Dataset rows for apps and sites
****************************************
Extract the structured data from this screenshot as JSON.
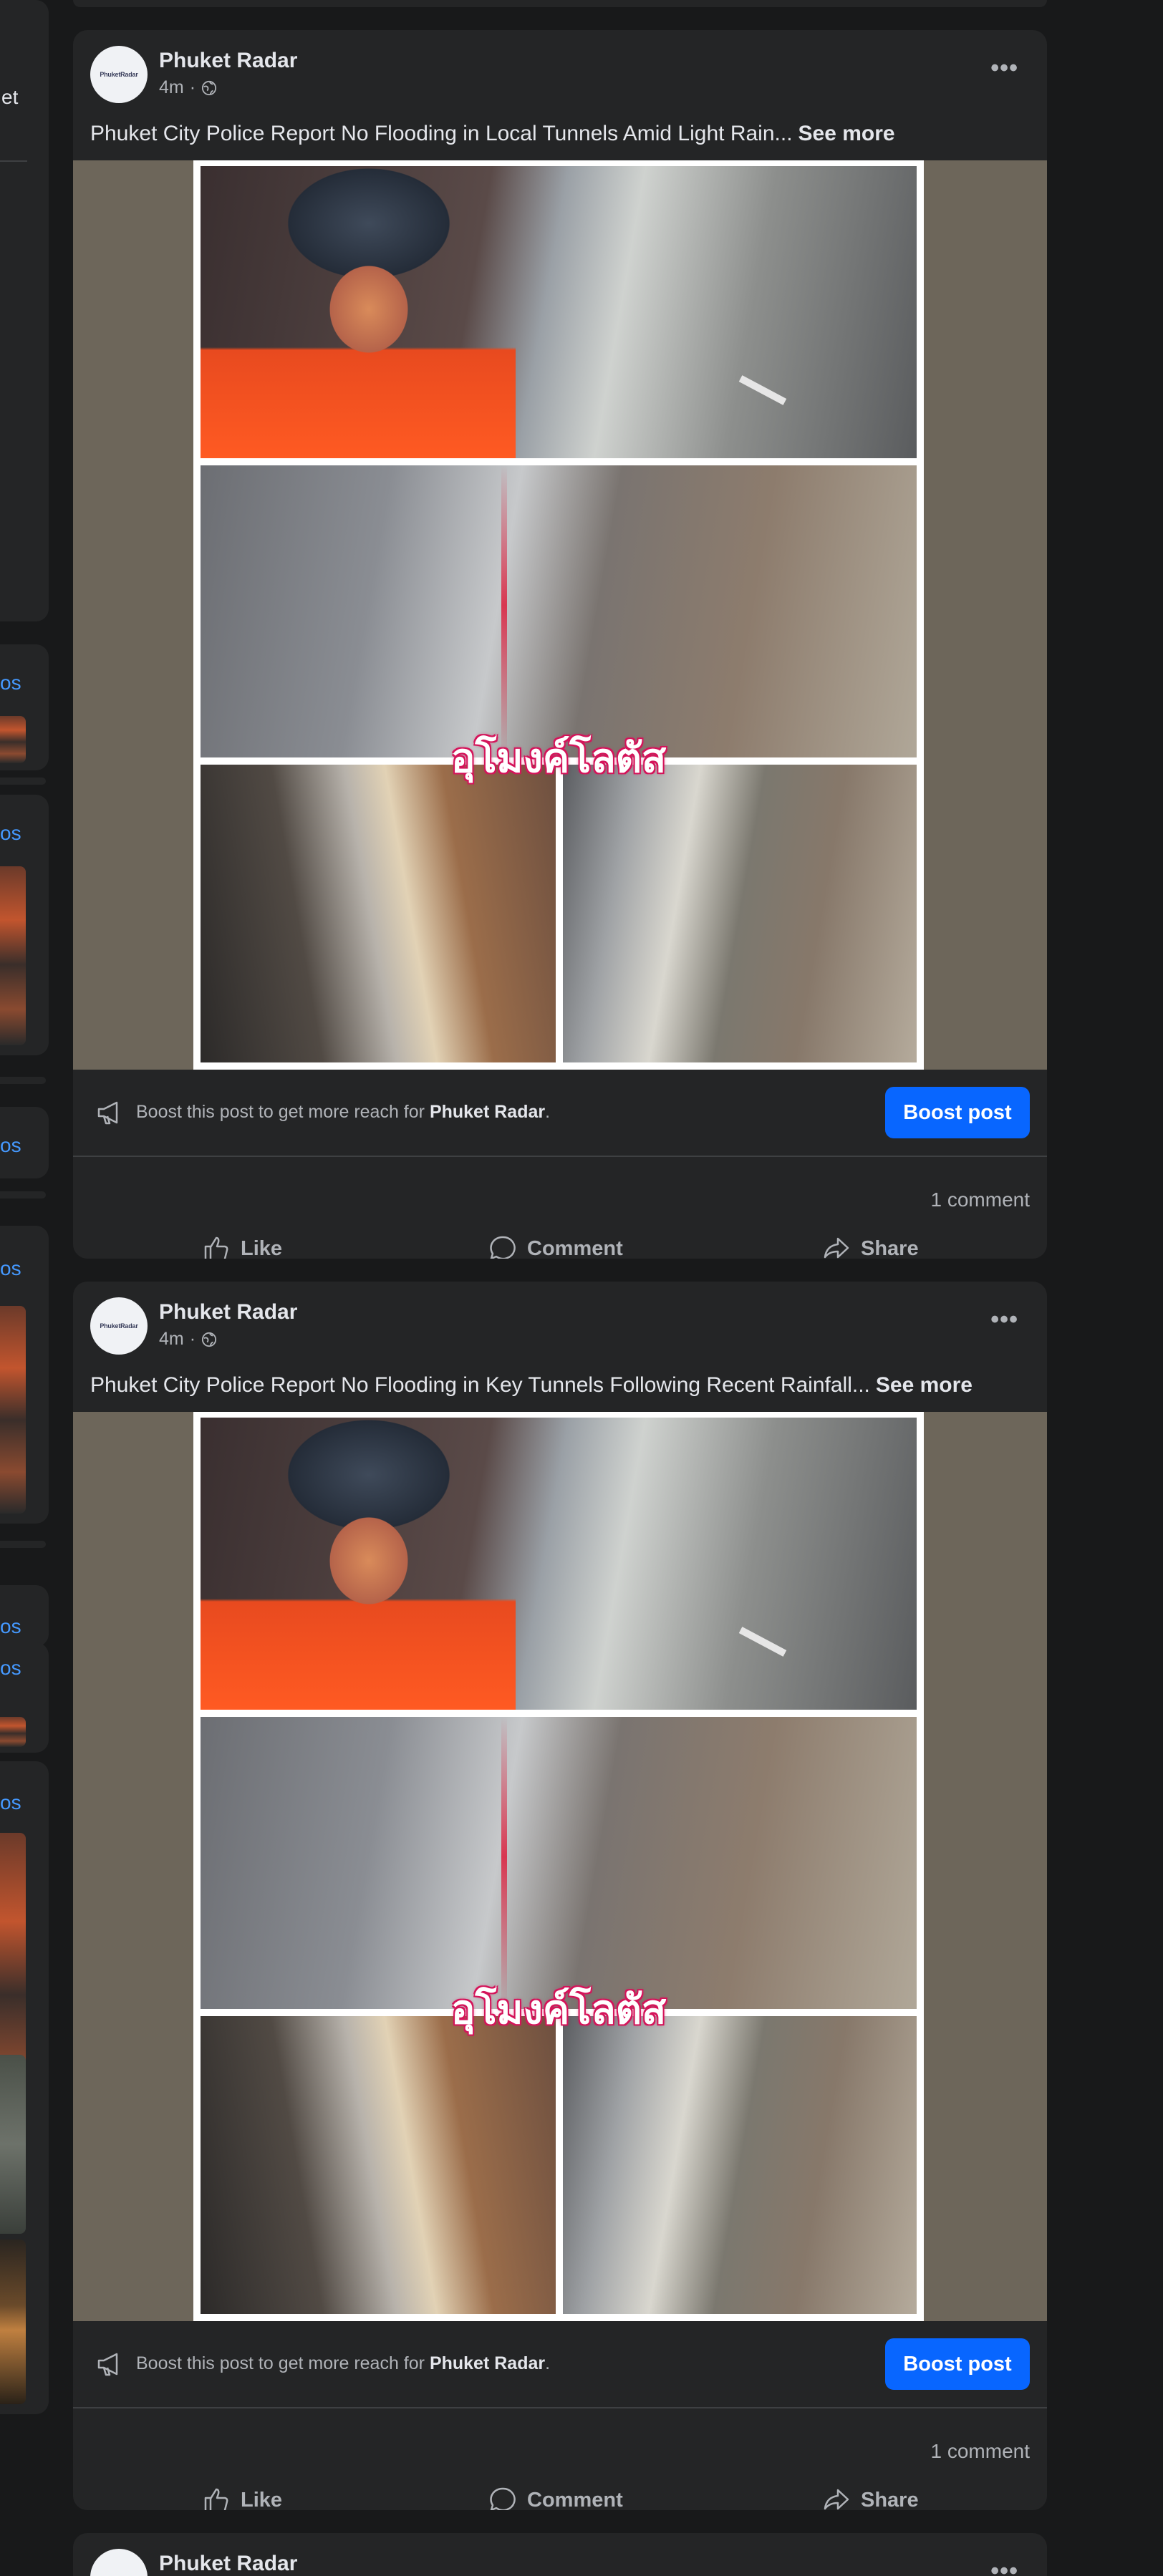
{
  "sidebar": {
    "partial_text": "et",
    "links": [
      "os",
      "os",
      "os",
      "os",
      "os",
      "os",
      "os"
    ]
  },
  "posts": [
    {
      "author": "Phuket Radar",
      "avatar_label": "PhuketRadar",
      "time": "4m",
      "separator": "·",
      "privacy_icon": "globe-icon",
      "more_label": "•••",
      "caption": "Phuket City Police Report No Flooding in Local Tunnels Amid Light Rain...",
      "see_more": "See more",
      "image_overlay_text": "อุโมงค์โลตัส",
      "boost_prefix": "Boost this post to get more reach for",
      "boost_page": "Phuket Radar",
      "boost_suffix": ".",
      "boost_button": "Boost post",
      "comment_count": "1 comment",
      "actions": {
        "like": "Like",
        "comment": "Comment",
        "share": "Share"
      }
    },
    {
      "author": "Phuket Radar",
      "avatar_label": "PhuketRadar",
      "time": "4m",
      "separator": "·",
      "privacy_icon": "globe-icon",
      "more_label": "•••",
      "caption": "Phuket City Police Report No Flooding in Key Tunnels Following Recent Rainfall...",
      "see_more": "See more",
      "image_overlay_text": "อุโมงค์โลตัส",
      "boost_prefix": "Boost this post to get more reach for",
      "boost_page": "Phuket Radar",
      "boost_suffix": ".",
      "boost_button": "Boost post",
      "comment_count": "1 comment",
      "actions": {
        "like": "Like",
        "comment": "Comment",
        "share": "Share"
      }
    },
    {
      "author": "Phuket Radar",
      "more_label": "•••"
    }
  ],
  "colors": {
    "background": "#18191a",
    "card": "#242526",
    "primary_text": "#e4e6eb",
    "secondary_text": "#b0b3b8",
    "accent": "#0866ff",
    "link": "#4599ff"
  }
}
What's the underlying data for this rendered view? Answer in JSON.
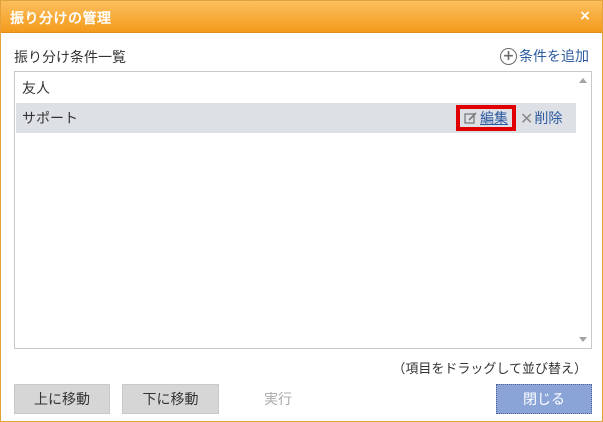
{
  "dialog": {
    "title": "振り分けの管理",
    "close_glyph": "×"
  },
  "list": {
    "label": "振り分け条件一覧",
    "add_label": "条件を追加",
    "items": [
      {
        "name": "友人"
      },
      {
        "name": "サポート",
        "selected": true
      }
    ],
    "edit_label": "編集",
    "delete_label": "削除"
  },
  "hint": "（項目をドラッグして並び替え）",
  "buttons": {
    "move_up": "上に移動",
    "move_down": "下に移動",
    "run": "実行",
    "close": "閉じる"
  },
  "colors": {
    "titlebar": "#f49b1c",
    "link": "#2c5aa0",
    "selected_row": "#dde0e5",
    "highlight_box": "#e00000",
    "primary_button": "#8aa4d8"
  }
}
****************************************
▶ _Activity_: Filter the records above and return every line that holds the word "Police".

▶ _Written reply_:
      "caption": "Phuket City Police Report No Flooding in Local Tunnels Amid Light Rain...",
      "caption": "Phuket City Police Report No Flooding in Key Tunnels Following Recent Rainfall...",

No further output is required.